··· AVAILABLE DATA ···

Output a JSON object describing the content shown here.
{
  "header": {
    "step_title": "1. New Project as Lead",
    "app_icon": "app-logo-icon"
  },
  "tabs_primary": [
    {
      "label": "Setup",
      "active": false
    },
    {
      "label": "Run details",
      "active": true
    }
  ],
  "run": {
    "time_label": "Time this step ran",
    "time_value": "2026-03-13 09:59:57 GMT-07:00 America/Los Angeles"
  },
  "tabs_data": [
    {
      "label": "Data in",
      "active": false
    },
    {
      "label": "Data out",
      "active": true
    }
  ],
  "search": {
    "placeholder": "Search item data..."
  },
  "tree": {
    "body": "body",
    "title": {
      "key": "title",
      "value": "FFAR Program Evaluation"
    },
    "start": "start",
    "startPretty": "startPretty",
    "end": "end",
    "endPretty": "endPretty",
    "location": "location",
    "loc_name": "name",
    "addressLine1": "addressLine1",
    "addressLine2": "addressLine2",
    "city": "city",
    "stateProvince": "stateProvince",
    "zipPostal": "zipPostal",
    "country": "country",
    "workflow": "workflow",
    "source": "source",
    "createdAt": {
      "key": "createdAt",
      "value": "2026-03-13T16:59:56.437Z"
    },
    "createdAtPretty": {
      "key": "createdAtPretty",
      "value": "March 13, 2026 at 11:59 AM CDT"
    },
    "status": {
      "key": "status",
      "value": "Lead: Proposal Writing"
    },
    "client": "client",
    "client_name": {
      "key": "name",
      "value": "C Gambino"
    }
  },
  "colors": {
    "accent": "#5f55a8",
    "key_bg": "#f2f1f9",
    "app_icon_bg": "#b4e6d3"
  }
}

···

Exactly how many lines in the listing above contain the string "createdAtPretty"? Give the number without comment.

2